|International Classification||B60G21/06, B60G17/04, B60G17/056, B60G17/033, B60G17/015, B60G21/10|
|Cooperative Classification||B60G17/033, B60G17/056, B60G21/06, B60G21/10|
|European Classification||B60G17/033, B60G21/10, B60G17/056, B60G21/06|
|May 19, 2005||AS||Assignment|
Owner name: VAN DER WESTHUIZEN, JAKOB JOHANNES, SOUTH AFRICA
Free format text: ASSIGNMENT OF ASSIGNORS INTEREST;ASSIGNOR:RAUTENBACH, MARTHINUS WESSEL;REEL/FRAME:016259/0925
Effective date: 20041214
|Jun 1, 2010||FPAY||Fee payment|
Year of fee payment: 4
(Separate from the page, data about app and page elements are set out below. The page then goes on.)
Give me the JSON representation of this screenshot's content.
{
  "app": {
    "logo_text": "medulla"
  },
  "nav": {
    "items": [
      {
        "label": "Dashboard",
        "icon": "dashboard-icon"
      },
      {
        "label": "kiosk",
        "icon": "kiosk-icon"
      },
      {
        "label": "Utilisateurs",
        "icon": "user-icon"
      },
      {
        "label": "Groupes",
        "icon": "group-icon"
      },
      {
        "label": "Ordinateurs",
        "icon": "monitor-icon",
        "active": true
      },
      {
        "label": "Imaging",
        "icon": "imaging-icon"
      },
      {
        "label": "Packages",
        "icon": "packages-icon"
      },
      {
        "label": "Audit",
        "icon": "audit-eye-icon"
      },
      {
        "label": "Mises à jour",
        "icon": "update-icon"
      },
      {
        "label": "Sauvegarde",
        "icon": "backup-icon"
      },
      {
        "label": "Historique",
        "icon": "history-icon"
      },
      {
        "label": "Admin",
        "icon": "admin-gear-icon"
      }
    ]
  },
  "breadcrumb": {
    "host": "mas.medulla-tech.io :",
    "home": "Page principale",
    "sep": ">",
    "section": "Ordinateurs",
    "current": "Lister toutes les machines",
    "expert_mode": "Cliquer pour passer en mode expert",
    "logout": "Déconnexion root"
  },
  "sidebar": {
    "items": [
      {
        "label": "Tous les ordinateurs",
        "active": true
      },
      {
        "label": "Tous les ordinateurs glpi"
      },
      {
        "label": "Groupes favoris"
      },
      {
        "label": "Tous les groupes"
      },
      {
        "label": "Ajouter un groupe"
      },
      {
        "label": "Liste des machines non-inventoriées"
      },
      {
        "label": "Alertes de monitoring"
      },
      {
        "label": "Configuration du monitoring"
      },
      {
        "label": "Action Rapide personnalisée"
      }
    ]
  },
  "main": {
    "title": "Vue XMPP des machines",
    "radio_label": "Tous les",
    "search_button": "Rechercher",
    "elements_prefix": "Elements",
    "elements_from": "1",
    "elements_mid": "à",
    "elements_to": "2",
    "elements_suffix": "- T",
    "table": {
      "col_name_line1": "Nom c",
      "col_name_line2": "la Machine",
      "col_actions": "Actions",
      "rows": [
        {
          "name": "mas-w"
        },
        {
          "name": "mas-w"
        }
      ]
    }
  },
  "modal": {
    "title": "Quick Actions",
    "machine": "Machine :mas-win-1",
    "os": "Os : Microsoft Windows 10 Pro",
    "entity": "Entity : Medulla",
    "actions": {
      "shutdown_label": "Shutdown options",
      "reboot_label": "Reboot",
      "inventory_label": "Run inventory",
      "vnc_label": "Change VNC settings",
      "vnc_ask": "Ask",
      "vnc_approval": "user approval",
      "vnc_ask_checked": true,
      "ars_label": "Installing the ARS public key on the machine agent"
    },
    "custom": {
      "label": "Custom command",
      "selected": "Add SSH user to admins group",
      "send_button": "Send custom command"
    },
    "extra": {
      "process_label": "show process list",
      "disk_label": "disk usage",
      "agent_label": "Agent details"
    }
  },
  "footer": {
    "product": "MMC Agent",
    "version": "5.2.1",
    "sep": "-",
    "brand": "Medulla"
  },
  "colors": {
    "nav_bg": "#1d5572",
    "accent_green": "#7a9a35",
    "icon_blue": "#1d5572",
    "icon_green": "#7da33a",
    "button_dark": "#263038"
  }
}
|May 19, 2014||FPAY||Fee payment|
Year of fee payment: 8